Lost - Lost New York: Revised Edition (Lost)

By Marcia Reiss

Profiles places in New York City that have been destroyed, altered, and/or demolished during the twentieth century, with photographs of the original structures, background information, and stories about memorable individuals.

The Lost series looks at the cherished places in a city that time, progress and fashion have swept aside. As well as celebrating forgotten architectural treasures, Lost New York also looks at buildings that have changed in use or simply disappeared from the streetscape.

Organized chronologically, the losses date from the mid-nineteenth century, the dawn of photography, to twenty-first century losses, such as the classic Moondance Diner which was shipped off to Wyoming in 2007.

First published in 2011, Lost New York has been revised and redesigned for 2020, including an extra 32-page section, with more losses from the twentieth  century inserted throughout the book and further losses since the book was first published.

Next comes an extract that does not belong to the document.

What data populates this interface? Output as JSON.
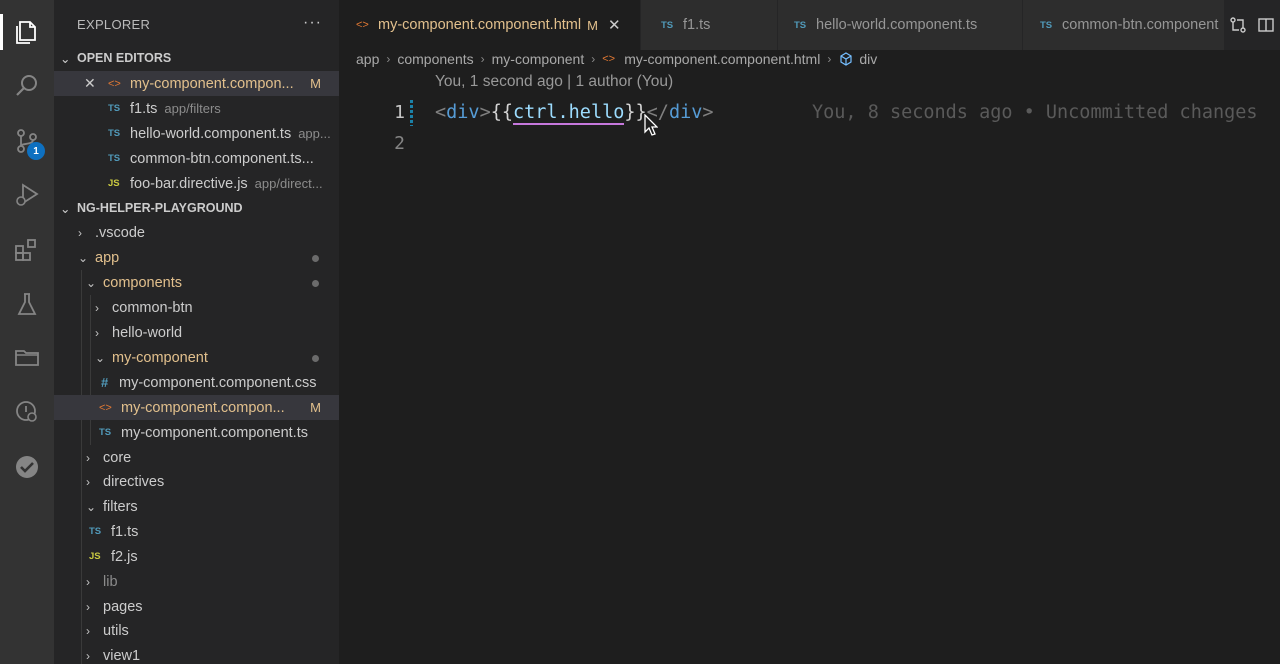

Losses include: Fifth Avenue Reservoir, The Elephant Colossus, South Street Seaport, Coney Island’s Dreamland, Grand Central Depot, Wall Street Curb Brokers, New York Herald Building, Fulton Ferry, Madison Square Garden, Vanderbilt Mansion, Astor Mansion, Waldorf-Astoria, Central Park Casino, Central Park Menagerie, Tiffany Mansion, Tombs City Jail, City Hall Post Office, Hippodrome, Floating Bathhouses, Elevated Train Tracks, Castle Garden Aquarium, Brooklyn Bridge Terminal, Wanamaker’s Department Store.

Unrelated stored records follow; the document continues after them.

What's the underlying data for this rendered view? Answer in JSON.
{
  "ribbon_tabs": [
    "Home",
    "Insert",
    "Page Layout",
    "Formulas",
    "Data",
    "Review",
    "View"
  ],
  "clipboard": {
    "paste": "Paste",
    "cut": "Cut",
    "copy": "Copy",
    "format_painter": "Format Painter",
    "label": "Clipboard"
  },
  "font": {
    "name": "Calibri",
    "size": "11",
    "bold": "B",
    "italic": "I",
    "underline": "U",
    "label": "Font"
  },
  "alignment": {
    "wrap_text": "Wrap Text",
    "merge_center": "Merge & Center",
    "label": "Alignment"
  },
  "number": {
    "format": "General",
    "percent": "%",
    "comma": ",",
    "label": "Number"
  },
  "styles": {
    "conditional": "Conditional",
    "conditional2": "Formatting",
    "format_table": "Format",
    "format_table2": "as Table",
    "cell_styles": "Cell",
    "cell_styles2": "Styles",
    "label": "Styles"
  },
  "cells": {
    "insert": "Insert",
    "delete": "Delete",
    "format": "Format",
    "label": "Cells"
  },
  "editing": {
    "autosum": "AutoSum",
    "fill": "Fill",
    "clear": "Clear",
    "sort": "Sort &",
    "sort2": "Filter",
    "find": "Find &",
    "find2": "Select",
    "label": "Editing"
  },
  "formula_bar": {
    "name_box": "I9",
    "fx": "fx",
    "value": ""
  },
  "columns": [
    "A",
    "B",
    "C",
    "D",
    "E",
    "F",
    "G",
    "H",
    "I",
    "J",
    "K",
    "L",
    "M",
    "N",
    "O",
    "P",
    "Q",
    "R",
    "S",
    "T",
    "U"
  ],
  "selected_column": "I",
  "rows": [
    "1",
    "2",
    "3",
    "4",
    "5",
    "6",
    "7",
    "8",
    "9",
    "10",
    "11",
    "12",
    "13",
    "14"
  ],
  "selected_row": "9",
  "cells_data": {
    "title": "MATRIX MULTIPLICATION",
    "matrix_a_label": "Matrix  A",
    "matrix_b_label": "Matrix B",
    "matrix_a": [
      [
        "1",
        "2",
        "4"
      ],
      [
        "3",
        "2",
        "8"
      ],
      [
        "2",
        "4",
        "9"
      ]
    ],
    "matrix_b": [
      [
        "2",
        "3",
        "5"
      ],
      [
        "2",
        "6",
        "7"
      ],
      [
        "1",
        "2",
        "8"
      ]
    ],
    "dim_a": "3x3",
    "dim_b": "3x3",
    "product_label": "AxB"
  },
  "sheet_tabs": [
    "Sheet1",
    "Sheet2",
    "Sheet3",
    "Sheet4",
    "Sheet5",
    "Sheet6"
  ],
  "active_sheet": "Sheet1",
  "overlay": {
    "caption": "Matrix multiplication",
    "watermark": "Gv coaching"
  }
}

Format: Hardback
Release Date: 02 Apr 2020
Pages: 176
ISBN: 978-1-911641-37-7
Marcia Reiss is the author of Central Park Then and Now (2010); New York Then and Now (2005); Manhattan in Photographs (2005); Architectural Details (2004); Architecture in Detail: New York (2003); Brooklyn Then and Now (2002); and a series of guides to historic Brooklyn neighborhoods for the Brooklyn Historical Society. She was Policy Director of the Parks Council, now New Yorkers for Parks, and previously Public Affairs Director for the New York City Department of Ports and Trade. She also taught at Columbia University and Hunter College, and was a reporter for the Brooklyn Phoenix. She and her husband are former residents of Brooklyn and Manhattan and now live in upstate New York.